Though Mary Mary only has four previous albums to their credit, they still operate like seasoned veterans—calling the shots, pushing themselves creatively, and experimenting with styles that aren't the norm even in secular music. And the duo also owes much to longtime producer Warryn Campbell for it. In more ways than one, he's the duo's invisible third member—without him, the ladies would just be sisters Erica and Tina Campbell.

The Sound finds the Campbells continuing to set the bar ridiculously high. Even the disc's title could seem a bit pretentious, as if somehow the sisters wanted to make a statement on the very state of music in 2008. That's actually not too big a stretch: The Sound is the most progressive urban disc to come out of Christian and gospel music in 2008, and possibly even mainstream music.

It's unclear how they do it, but look no further than the title track for a wild and jaw-dropping Technicolor ride that would sound more at home on an Austin Powers film soundtrack than on an urban gospel disc. Yet the quirkiness works, setting the tone for the disc faster than you can say, "Yeah, baby!"

Just when you think Mary Mary couldn't possibly hit you over the head any harder, they knock you unconscious with first single "Get Up," a top-to-bottom club banger with ethereal verses, dizzying horns, and an empowering message about not conforming to the status quo. The song is so rhythmic it's currently on the rise on Billboard's dance charts, on top of its gospel and urban runs.

The first half is almost exclusively skewed to the urban contingent that Mary Mary has consistently catered to. Perhaps the most genuinely urban track on The Sound is the collaboration with Kierra "KiKi" Sheard, a mid-tempo jam with a head-nodding beat and an insistent hook that could get stuck on your head for days.

Even when the sisters slow it down a little bit, they refuse to play it safe. In the more vertical stretch of The Sound, songs like "I'm Runnin'" and "Forgiven" take advantage of Mary Mary's predilection for '70s R&B, featuring swirling strings, soft horns, and warm drum cadences that recall Motown's heyday. Later, "Seattle" and "I Worship You" flow right into each other for a seamless worship session—the former a prayer that asks the Holy Spirit to fall like rain on America's Emerald City, the latter a simple song of adoration.

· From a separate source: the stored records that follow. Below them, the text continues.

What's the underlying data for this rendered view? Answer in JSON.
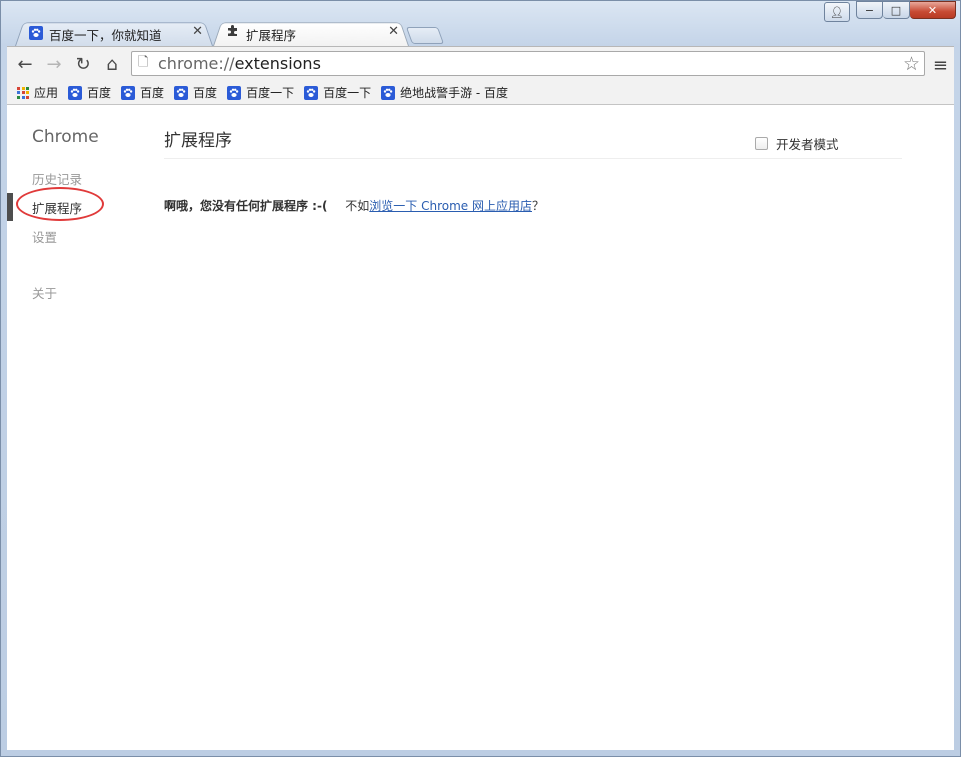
{
  "tabs": [
    {
      "title": "百度一下，你就知道",
      "icon": "baidu-paw-icon",
      "active": false
    },
    {
      "title": "扩展程序",
      "icon": "puzzle-icon",
      "active": true
    }
  ],
  "toolbar": {
    "url_scheme": "chrome://",
    "url_path": "extensions"
  },
  "bookmarks": [
    {
      "label": "应用",
      "icon": "apps-grid-icon"
    },
    {
      "label": "百度",
      "icon": "baidu-paw-icon"
    },
    {
      "label": "百度",
      "icon": "baidu-paw-icon"
    },
    {
      "label": "百度",
      "icon": "baidu-paw-icon"
    },
    {
      "label": "百度一下",
      "icon": "baidu-paw-icon"
    },
    {
      "label": "百度一下",
      "icon": "baidu-paw-icon"
    },
    {
      "label": "绝地战警手游 - 百度",
      "icon": "baidu-paw-icon"
    }
  ],
  "sidebar": {
    "brand": "Chrome",
    "items": [
      {
        "label": "历史记录",
        "selected": false
      },
      {
        "label": "扩展程序",
        "selected": true
      },
      {
        "label": "设置",
        "selected": false
      },
      {
        "label": "关于",
        "selected": false
      }
    ]
  },
  "main": {
    "title": "扩展程序",
    "dev_mode_label": "开发者模式",
    "empty_bold": "啊哦，您没有任何扩展程序 :-(",
    "empty_prefix": "不如",
    "empty_link": "浏览一下 Chrome 网上应用店",
    "empty_suffix": "？"
  },
  "colors": {
    "annotation_circle": "#e03a3a",
    "link": "#2a5db0",
    "baidu_blue": "#2b5bd7"
  }
}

To an extent, there's a certain youngness to a couple of the songs that somehow belies Mary Mary's ear for style and innovation. The crunk anthem "Superfriend" is the worst offender, with its blaring fake horns, plodding cadence, and an unimpressive cameo from Southern emcee David Banner. Then there's the happy-go-lucky "Boom," a sunny number that sounds like a b-side to the sisters' much superior 2005 single "Heaven."

Outside those two tracks The Sound is an undisputed triumph. Some may be disappointed that the gospel music quotient is kept at bay in favor of more modern sounds, but that's always been Mary Mary's core approach. If anything, The Sound amplifies their potential for reaching beyond stylistic boundaries, deepening the creative well from which they draw, and setting a new standard of excellence in urban and gospel music. Mary Mary knows how to do it right. Newcomers, take copious notes.

© Andree Farias, subject to licensing agreement with Christianity Today International. All rights reserved. Click for reprint information.